Exercise materials ▸
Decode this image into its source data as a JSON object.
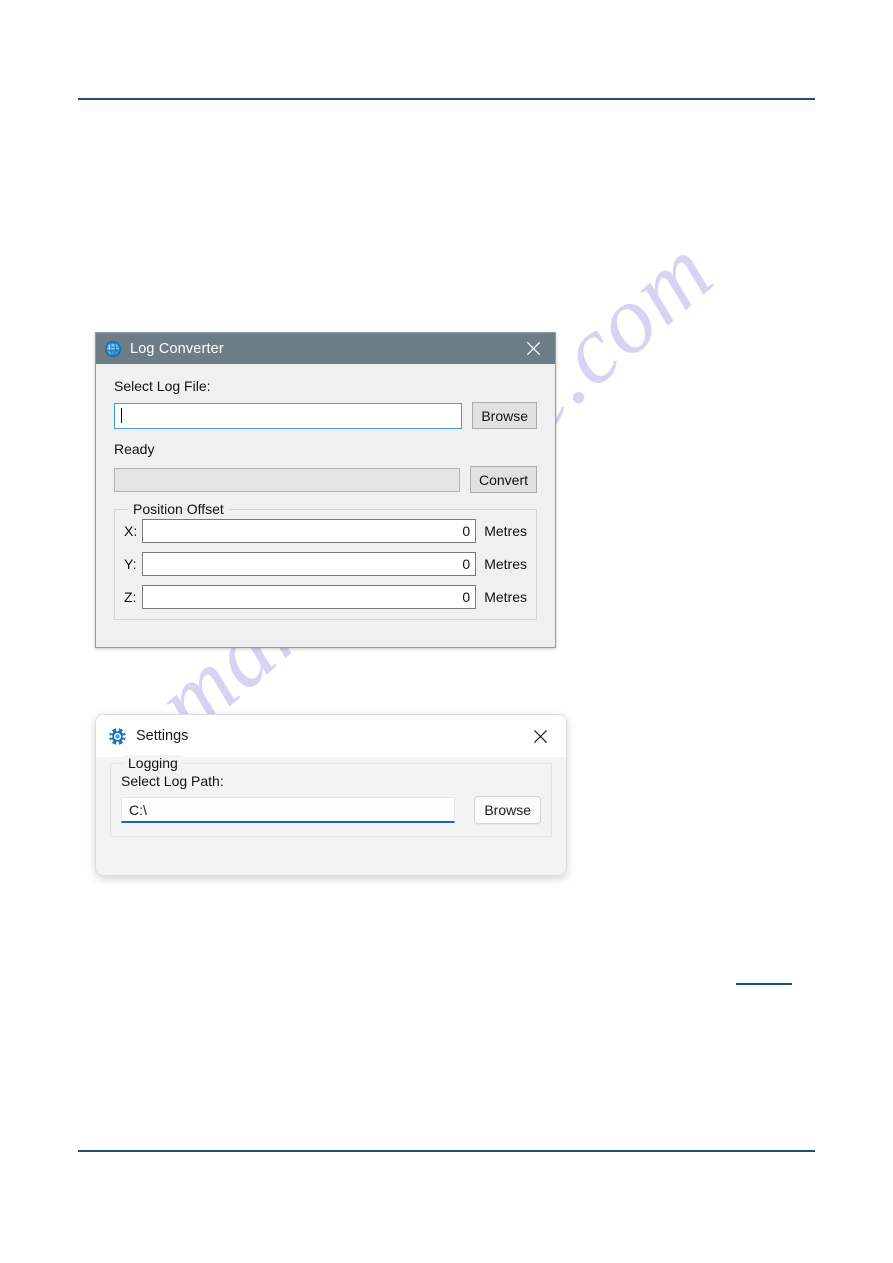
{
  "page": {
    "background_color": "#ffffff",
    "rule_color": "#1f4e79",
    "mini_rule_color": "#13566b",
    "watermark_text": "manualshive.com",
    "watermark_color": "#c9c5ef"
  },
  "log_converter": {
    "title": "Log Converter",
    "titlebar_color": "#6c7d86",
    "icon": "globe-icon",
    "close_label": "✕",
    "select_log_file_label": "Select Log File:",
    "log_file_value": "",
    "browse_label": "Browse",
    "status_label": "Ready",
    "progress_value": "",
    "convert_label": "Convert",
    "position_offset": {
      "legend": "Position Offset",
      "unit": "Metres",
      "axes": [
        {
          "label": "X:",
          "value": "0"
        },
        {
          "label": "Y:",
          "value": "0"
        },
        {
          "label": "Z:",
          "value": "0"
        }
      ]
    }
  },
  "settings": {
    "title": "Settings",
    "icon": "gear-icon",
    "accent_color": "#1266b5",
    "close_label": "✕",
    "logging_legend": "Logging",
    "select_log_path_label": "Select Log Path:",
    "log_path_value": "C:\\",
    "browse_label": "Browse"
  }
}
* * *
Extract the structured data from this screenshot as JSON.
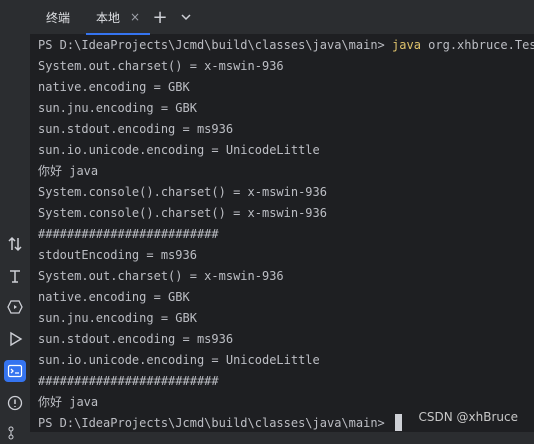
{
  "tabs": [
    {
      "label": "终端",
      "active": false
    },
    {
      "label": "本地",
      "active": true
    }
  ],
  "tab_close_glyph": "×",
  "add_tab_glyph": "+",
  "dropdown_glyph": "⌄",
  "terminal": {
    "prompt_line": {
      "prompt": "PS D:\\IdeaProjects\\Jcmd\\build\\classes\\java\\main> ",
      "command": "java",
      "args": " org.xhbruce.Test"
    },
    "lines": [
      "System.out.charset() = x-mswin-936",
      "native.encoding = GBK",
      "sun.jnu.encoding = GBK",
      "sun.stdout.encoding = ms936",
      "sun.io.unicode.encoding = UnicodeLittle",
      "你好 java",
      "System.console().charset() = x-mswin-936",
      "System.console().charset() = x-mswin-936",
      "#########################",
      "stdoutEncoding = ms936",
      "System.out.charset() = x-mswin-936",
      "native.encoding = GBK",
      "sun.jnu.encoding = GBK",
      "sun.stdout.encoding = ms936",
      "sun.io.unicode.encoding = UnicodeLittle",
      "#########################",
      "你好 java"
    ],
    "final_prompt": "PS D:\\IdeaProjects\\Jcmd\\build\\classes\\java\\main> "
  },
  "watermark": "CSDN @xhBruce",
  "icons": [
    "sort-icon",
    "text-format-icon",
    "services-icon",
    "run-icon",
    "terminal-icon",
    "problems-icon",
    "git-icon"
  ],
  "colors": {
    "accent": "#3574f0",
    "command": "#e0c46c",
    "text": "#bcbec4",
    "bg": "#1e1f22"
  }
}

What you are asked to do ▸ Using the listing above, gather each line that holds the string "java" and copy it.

Task response ▸
      "prompt": "PS D:\\IdeaProjects\\Jcmd\\build\\classes\\java\\main> ",
      "command": "java",
      "你好 java",
      "你好 java"
    "final_prompt": "PS D:\\IdeaProjects\\Jcmd\\build\\classes\\java\\main> "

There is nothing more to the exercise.